When the children had up and grown and my grandfather got to feeling restless, he turned back to his old ways. My grandmother shook her head and had her say, but my grandfather was an intractable man since the day he learned to walk out the door. She shut him out of the house while he concocted his newest source of riches. He holed up with me when I was living out my first year at the local college (and halfway to tending bar fulltime).

My grandfather, bless his heathen heart, got to selling abridged bibles. The first issue was where he got the bibles in the first place, as box stores or no there were few churches in our immediate vicinity, and few enough of us to know when one of them had been held up. The second issue concerned the manner of abridgement: namely, bibles coming in sets of twos with even pages in one and odd pages in another.

If I have regrets (and being ridden out of town on a rail, in this day and age, is certainly one), it’s that, plain dumb and lawless as the scheme was, the old man had made a hell of a profit before I’d even come home that first day.
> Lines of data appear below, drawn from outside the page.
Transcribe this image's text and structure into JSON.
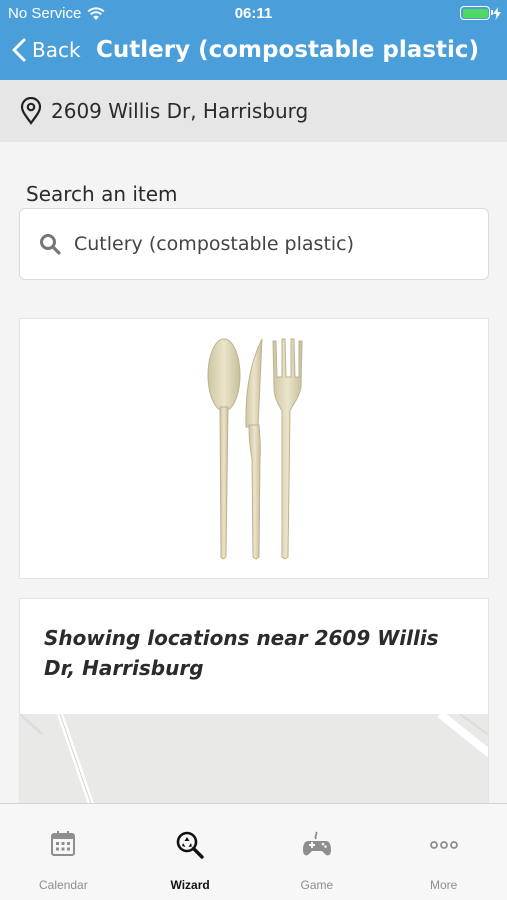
{
  "status_bar": {
    "carrier": "No Service",
    "time": "06:11"
  },
  "nav": {
    "back_label": "Back",
    "title": "Cutlery (compostable plastic)"
  },
  "address": {
    "text": "2609 Willis Dr, Harrisburg"
  },
  "search": {
    "label": "Search an item",
    "value": "Cutlery (compostable plastic)"
  },
  "locations": {
    "heading": "Showing locations near 2609 Willis Dr, Harrisburg"
  },
  "tabs": [
    {
      "label": "Calendar",
      "icon": "calendar-icon",
      "active": false
    },
    {
      "label": "Wizard",
      "icon": "wizard-search-icon",
      "active": true
    },
    {
      "label": "Game",
      "icon": "gamepad-icon",
      "active": false
    },
    {
      "label": "More",
      "icon": "more-icon",
      "active": false
    }
  ],
  "colors": {
    "header": "#4a9fda",
    "battery": "#4cd964",
    "background": "#f4f4f4"
  }
}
And if he’d made it to day two without us getting run off there might have been a future in this post-printing business.

Advertisements

Leave a Reply

Fill in your details below or click an icon to log in:

WordPress.com Logo

You are commenting using your WordPress.com account. Log Out / Change )

Twitter picture

You are commenting using your Twitter account. Log Out / Change )

Facebook photo

You are commenting using your Facebook account. Log Out / Change )

Google+ photo

You are commenting using your Google+ account. Log Out / Change )

Connecting to %s